[Records contained in a dataset]
╭──

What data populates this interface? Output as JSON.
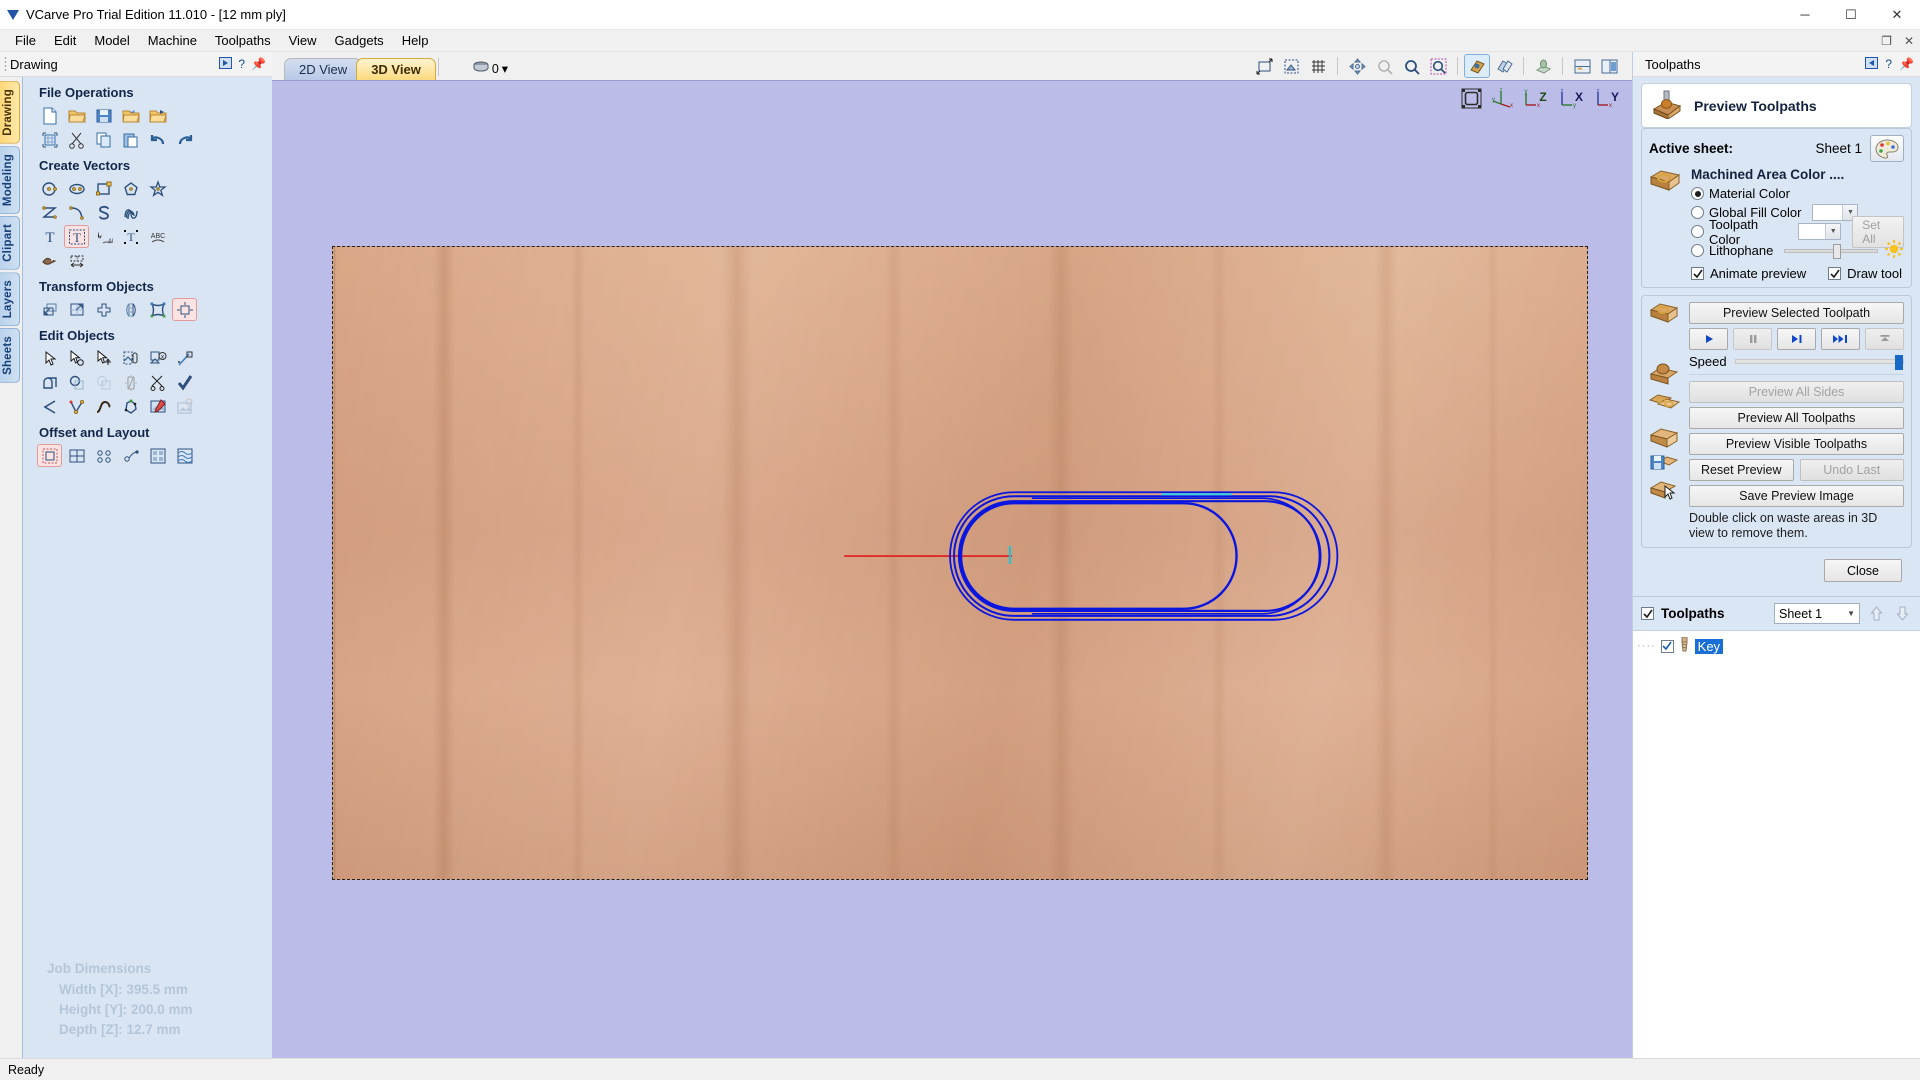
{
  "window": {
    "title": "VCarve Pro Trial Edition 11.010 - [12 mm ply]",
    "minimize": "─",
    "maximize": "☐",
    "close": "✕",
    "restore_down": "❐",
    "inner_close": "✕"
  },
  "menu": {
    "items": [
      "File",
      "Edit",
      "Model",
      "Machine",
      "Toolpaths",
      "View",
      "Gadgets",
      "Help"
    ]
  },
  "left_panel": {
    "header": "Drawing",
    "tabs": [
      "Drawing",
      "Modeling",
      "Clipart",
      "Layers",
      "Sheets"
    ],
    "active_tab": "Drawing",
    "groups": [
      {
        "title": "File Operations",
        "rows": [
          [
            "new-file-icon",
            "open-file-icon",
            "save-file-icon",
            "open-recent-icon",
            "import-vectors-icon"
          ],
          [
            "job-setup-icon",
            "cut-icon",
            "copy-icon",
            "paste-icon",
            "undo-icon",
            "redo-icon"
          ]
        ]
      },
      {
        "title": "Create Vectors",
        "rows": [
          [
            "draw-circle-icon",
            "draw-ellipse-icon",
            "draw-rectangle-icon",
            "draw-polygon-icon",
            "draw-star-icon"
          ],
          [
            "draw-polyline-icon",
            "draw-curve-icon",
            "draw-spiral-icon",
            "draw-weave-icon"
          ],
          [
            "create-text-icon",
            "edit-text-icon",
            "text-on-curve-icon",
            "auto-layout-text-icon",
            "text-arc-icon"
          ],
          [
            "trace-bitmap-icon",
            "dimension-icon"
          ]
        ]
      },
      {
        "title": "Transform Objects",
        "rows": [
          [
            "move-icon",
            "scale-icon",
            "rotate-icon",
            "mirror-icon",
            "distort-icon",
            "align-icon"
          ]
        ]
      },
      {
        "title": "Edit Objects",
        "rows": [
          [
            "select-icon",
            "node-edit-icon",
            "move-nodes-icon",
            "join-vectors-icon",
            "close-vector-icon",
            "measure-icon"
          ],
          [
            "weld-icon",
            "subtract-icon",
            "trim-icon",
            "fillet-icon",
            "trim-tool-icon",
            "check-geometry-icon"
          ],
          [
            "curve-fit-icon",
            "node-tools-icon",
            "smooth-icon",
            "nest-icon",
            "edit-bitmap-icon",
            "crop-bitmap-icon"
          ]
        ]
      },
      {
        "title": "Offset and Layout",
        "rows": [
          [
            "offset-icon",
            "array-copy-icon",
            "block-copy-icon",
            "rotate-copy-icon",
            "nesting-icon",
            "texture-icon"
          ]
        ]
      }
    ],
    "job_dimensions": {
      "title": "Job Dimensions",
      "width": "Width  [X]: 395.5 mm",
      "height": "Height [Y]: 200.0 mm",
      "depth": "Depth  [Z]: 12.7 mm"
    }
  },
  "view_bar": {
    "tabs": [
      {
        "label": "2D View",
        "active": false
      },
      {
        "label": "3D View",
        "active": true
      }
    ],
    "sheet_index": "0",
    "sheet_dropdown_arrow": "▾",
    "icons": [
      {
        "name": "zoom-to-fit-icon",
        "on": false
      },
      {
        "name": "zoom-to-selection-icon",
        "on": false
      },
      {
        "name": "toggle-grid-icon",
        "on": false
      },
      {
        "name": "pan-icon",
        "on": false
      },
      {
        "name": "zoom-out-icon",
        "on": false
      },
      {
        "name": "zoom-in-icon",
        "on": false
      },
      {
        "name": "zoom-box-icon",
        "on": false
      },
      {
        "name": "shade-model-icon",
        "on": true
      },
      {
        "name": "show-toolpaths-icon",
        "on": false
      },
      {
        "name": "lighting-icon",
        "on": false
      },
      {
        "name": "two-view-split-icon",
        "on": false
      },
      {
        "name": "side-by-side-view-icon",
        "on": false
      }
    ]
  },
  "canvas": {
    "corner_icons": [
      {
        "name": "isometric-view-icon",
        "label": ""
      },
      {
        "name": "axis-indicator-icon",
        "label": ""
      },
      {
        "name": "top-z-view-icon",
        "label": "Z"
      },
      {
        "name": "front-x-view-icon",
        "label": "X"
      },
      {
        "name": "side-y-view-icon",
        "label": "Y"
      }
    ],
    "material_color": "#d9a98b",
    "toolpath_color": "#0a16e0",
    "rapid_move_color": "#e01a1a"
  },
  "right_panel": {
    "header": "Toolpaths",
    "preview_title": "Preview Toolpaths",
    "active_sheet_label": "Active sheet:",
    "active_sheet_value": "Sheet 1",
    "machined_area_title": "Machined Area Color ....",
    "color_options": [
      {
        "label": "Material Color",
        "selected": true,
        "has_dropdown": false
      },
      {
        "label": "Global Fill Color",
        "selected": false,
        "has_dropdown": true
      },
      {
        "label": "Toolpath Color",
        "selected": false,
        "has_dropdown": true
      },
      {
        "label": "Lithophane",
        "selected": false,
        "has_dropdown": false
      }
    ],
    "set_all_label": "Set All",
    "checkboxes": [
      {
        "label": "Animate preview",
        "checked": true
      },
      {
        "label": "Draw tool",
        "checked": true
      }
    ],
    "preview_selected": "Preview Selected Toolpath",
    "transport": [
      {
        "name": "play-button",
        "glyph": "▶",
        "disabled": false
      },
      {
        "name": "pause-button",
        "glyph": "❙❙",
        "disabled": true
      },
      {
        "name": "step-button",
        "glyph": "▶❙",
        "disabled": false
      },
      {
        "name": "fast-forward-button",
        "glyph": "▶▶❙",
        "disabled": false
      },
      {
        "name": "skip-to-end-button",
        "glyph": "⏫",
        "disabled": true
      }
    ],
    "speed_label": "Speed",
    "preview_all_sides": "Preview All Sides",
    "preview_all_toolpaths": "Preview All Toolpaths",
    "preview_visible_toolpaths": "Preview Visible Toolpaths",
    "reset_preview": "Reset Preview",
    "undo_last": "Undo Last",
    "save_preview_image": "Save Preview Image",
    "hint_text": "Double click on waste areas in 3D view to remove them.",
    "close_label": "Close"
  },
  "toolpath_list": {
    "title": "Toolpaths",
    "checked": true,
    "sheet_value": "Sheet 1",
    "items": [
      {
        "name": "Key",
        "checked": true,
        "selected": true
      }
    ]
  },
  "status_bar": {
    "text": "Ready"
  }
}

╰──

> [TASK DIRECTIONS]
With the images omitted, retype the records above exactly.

> [RESPONSE BOX]
What data populates this interface? Output as JSON.
{
  "window": {
    "title": "VCarve Pro Trial Edition 11.010 - [12 mm ply]",
    "minimize": "─",
    "maximize": "☐",
    "close": "✕",
    "restore_down": "❐",
    "inner_close": "✕"
  },
  "menu": {
    "items": [
      "File",
      "Edit",
      "Model",
      "Machine",
      "Toolpaths",
      "View",
      "Gadgets",
      "Help"
    ]
  },
  "left_panel": {
    "header": "Drawing",
    "tabs": [
      "Drawing",
      "Modeling",
      "Clipart",
      "Layers",
      "Sheets"
    ],
    "active_tab": "Drawing",
    "groups": [
      {
        "title": "File Operations",
        "rows": [
          [
            "new-file-icon",
            "open-file-icon",
            "save-file-icon",
            "open-recent-icon",
            "import-vectors-icon"
          ],
          [
            "job-setup-icon",
            "cut-icon",
            "copy-icon",
            "paste-icon",
            "undo-icon",
            "redo-icon"
          ]
        ]
      },
      {
        "title": "Create Vectors",
        "rows": [
          [
            "draw-circle-icon",
            "draw-ellipse-icon",
            "draw-rectangle-icon",
            "draw-polygon-icon",
            "draw-star-icon"
          ],
          [
            "draw-polyline-icon",
            "draw-curve-icon",
            "draw-spiral-icon",
            "draw-weave-icon"
          ],
          [
            "create-text-icon",
            "edit-text-icon",
            "text-on-curve-icon",
            "auto-layout-text-icon",
            "text-arc-icon"
          ],
          [
            "trace-bitmap-icon",
            "dimension-icon"
          ]
        ]
      },
      {
        "title": "Transform Objects",
        "rows": [
          [
            "move-icon",
            "scale-icon",
            "rotate-icon",
            "mirror-icon",
            "distort-icon",
            "align-icon"
          ]
        ]
      },
      {
        "title": "Edit Objects",
        "rows": [
          [
            "select-icon",
            "node-edit-icon",
            "move-nodes-icon",
            "join-vectors-icon",
            "close-vector-icon",
            "measure-icon"
          ],
          [
            "weld-icon",
            "subtract-icon",
            "trim-icon",
            "fillet-icon",
            "trim-tool-icon",
            "check-geometry-icon"
          ],
          [
            "curve-fit-icon",
            "node-tools-icon",
            "smooth-icon",
            "nest-icon",
            "edit-bitmap-icon",
            "crop-bitmap-icon"
          ]
        ]
      },
      {
        "title": "Offset and Layout",
        "rows": [
          [
            "offset-icon",
            "array-copy-icon",
            "block-copy-icon",
            "rotate-copy-icon",
            "nesting-icon",
            "texture-icon"
          ]
        ]
      }
    ],
    "job_dimensions": {
      "title": "Job Dimensions",
      "width": "Width  [X]: 395.5 mm",
      "height": "Height [Y]: 200.0 mm",
      "depth": "Depth  [Z]: 12.7 mm"
    }
  },
  "view_bar": {
    "tabs": [
      {
        "label": "2D View",
        "active": false
      },
      {
        "label": "3D View",
        "active": true
      }
    ],
    "sheet_index": "0",
    "sheet_dropdown_arrow": "▾",
    "icons": [
      {
        "name": "zoom-to-fit-icon",
        "on": false
      },
      {
        "name": "zoom-to-selection-icon",
        "on": false
      },
      {
        "name": "toggle-grid-icon",
        "on": false
      },
      {
        "name": "pan-icon",
        "on": false
      },
      {
        "name": "zoom-out-icon",
        "on": false
      },
      {
        "name": "zoom-in-icon",
        "on": false
      },
      {
        "name": "zoom-box-icon",
        "on": false
      },
      {
        "name": "shade-model-icon",
        "on": true
      },
      {
        "name": "show-toolpaths-icon",
        "on": false
      },
      {
        "name": "lighting-icon",
        "on": false
      },
      {
        "name": "two-view-split-icon",
        "on": false
      },
      {
        "name": "side-by-side-view-icon",
        "on": false
      }
    ]
  },
  "canvas": {
    "corner_icons": [
      {
        "name": "isometric-view-icon",
        "label": ""
      },
      {
        "name": "axis-indicator-icon",
        "label": ""
      },
      {
        "name": "top-z-view-icon",
        "label": "Z"
      },
      {
        "name": "front-x-view-icon",
        "label": "X"
      },
      {
        "name": "side-y-view-icon",
        "label": "Y"
      }
    ],
    "material_color": "#d9a98b",
    "toolpath_color": "#0a16e0",
    "rapid_move_color": "#e01a1a"
  },
  "right_panel": {
    "header": "Toolpaths",
    "preview_title": "Preview Toolpaths",
    "active_sheet_label": "Active sheet:",
    "active_sheet_value": "Sheet 1",
    "machined_area_title": "Machined Area Color ....",
    "color_options": [
      {
        "label": "Material Color",
        "selected": true,
        "has_dropdown": false
      },
      {
        "label": "Global Fill Color",
        "selected": false,
        "has_dropdown": true
      },
      {
        "label": "Toolpath Color",
        "selected": false,
        "has_dropdown": true
      },
      {
        "label": "Lithophane",
        "selected": false,
        "has_dropdown": false
      }
    ],
    "set_all_label": "Set All",
    "checkboxes": [
      {
        "label": "Animate preview",
        "checked": true
      },
      {
        "label": "Draw tool",
        "checked": true
      }
    ],
    "preview_selected": "Preview Selected Toolpath",
    "transport": [
      {
        "name": "play-button",
        "glyph": "▶",
        "disabled": false
      },
      {
        "name": "pause-button",
        "glyph": "❙❙",
        "disabled": true
      },
      {
        "name": "step-button",
        "glyph": "▶❙",
        "disabled": false
      },
      {
        "name": "fast-forward-button",
        "glyph": "▶▶❙",
        "disabled": false
      },
      {
        "name": "skip-to-end-button",
        "glyph": "⏫",
        "disabled": true
      }
    ],
    "speed_label": "Speed",
    "preview_all_sides": "Preview All Sides",
    "preview_all_toolpaths": "Preview All Toolpaths",
    "preview_visible_toolpaths": "Preview Visible Toolpaths",
    "reset_preview": "Reset Preview",
    "undo_last": "Undo Last",
    "save_preview_image": "Save Preview Image",
    "hint_text": "Double click on waste areas in 3D view to remove them.",
    "close_label": "Close"
  },
  "toolpath_list": {
    "title": "Toolpaths",
    "checked": true,
    "sheet_value": "Sheet 1",
    "items": [
      {
        "name": "Key",
        "checked": true,
        "selected": true
      }
    ]
  },
  "status_bar": {
    "text": "Ready"
  }
}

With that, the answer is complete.